Among the lines below, list those containing the string "accel".

Data extracted from a collection
------------------------------
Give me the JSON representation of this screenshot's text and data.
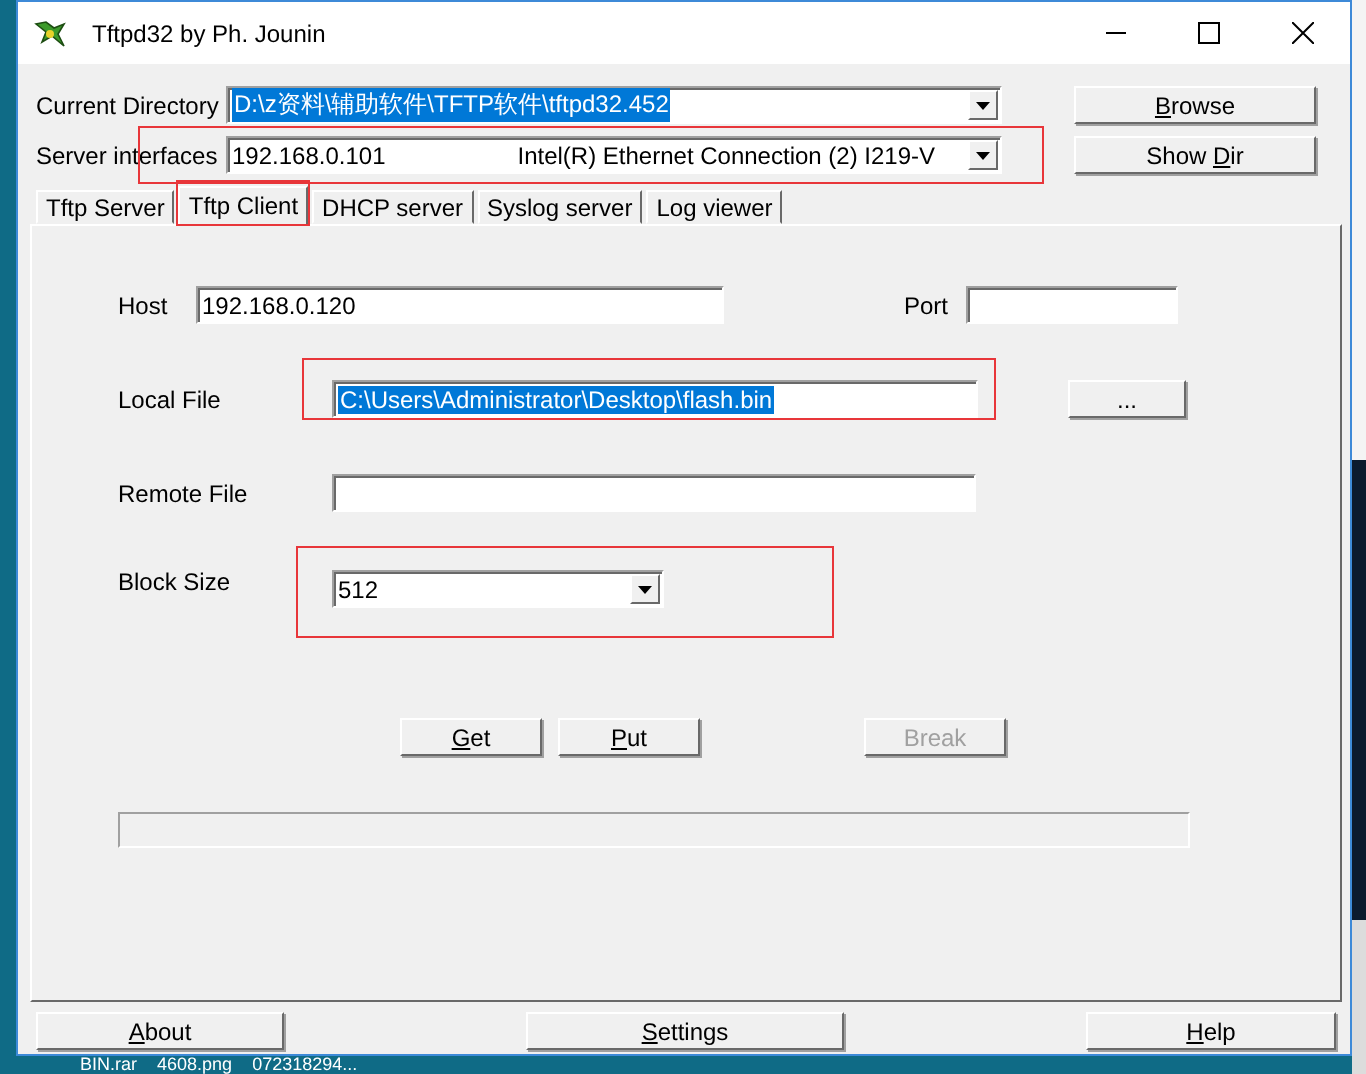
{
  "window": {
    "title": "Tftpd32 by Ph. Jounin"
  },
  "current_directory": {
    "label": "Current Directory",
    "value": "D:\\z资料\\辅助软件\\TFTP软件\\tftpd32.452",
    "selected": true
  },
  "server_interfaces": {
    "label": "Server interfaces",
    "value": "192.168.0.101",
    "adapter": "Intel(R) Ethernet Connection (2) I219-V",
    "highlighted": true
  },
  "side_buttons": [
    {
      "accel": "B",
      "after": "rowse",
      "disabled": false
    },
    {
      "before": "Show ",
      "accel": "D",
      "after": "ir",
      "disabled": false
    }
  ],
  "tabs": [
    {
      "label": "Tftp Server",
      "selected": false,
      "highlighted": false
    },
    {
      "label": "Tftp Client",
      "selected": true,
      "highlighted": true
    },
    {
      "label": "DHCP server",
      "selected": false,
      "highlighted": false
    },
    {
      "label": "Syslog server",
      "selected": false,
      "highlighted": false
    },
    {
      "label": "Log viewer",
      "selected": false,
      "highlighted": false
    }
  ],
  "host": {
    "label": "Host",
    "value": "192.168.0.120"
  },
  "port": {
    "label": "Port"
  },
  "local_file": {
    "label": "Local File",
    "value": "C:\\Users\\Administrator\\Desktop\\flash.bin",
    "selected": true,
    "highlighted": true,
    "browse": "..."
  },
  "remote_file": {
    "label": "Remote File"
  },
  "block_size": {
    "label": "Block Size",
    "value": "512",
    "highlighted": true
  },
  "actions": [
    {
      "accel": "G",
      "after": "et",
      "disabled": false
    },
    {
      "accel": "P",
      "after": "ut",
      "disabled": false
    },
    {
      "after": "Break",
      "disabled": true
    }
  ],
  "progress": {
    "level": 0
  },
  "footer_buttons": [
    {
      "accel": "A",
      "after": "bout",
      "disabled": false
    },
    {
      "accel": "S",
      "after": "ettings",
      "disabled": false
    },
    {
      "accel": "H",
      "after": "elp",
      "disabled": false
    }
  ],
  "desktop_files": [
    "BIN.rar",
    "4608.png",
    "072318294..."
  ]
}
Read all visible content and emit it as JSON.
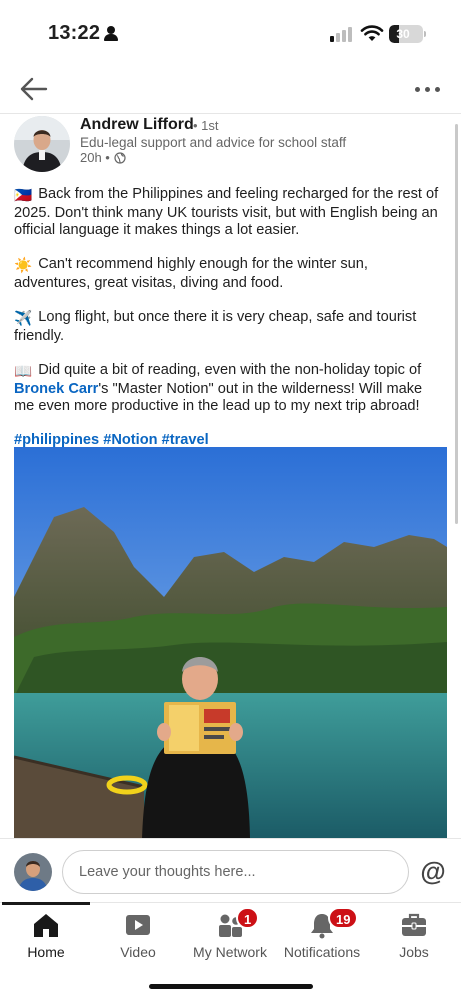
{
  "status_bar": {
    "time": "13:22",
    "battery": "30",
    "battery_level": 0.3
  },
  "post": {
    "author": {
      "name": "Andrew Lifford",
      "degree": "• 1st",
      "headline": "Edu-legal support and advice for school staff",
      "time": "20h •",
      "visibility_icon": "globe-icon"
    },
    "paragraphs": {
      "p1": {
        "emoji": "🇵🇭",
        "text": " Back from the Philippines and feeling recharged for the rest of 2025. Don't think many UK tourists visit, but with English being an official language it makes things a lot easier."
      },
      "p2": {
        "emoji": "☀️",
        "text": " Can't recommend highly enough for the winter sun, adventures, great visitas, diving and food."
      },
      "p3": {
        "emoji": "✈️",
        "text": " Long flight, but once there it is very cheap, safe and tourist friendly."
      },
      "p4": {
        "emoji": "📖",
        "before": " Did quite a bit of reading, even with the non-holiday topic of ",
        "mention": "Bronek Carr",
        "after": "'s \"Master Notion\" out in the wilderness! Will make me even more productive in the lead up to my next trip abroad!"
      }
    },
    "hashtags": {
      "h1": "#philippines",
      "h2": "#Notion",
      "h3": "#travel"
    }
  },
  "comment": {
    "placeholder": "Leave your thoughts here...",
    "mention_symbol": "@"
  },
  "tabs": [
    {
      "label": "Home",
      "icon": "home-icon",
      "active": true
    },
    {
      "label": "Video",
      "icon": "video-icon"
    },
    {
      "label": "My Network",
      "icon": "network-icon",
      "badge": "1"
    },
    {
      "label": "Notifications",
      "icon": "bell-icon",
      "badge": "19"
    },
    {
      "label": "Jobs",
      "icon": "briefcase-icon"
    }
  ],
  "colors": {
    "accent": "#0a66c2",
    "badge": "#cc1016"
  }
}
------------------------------
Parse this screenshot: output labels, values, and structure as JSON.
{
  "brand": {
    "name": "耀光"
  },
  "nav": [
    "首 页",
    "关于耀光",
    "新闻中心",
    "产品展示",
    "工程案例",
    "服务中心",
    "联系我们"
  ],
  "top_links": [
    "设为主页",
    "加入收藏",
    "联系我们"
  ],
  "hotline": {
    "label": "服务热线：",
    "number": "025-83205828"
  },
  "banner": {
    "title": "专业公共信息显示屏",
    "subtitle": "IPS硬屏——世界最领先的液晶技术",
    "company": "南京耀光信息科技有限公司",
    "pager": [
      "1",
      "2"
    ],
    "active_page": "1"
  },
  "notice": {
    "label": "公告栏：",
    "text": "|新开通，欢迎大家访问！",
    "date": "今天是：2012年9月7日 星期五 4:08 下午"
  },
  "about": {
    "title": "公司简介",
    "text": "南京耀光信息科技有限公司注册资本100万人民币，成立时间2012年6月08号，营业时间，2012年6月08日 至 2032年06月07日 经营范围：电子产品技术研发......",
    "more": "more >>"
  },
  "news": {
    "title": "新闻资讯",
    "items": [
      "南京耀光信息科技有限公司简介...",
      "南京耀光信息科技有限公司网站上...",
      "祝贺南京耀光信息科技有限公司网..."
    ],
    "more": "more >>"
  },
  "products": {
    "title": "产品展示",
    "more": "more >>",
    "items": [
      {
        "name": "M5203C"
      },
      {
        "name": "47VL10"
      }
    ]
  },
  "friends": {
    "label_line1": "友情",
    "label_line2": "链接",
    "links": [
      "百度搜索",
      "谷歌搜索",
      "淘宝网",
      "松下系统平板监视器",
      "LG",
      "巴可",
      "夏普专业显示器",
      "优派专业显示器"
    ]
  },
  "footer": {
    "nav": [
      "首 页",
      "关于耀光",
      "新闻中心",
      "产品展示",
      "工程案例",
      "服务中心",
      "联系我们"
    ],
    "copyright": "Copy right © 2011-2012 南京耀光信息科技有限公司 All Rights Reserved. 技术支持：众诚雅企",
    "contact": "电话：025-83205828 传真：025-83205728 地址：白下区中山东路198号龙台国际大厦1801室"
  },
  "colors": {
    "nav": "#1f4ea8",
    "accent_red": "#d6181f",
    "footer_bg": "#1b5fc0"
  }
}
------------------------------
* _ANSWER FOR THE TASK_:
      "accel": "B",
      "accel": "D",
      "accel": "G",
      "accel": "P",
      "accel": "A",
      "accel": "S",
      "accel": "H",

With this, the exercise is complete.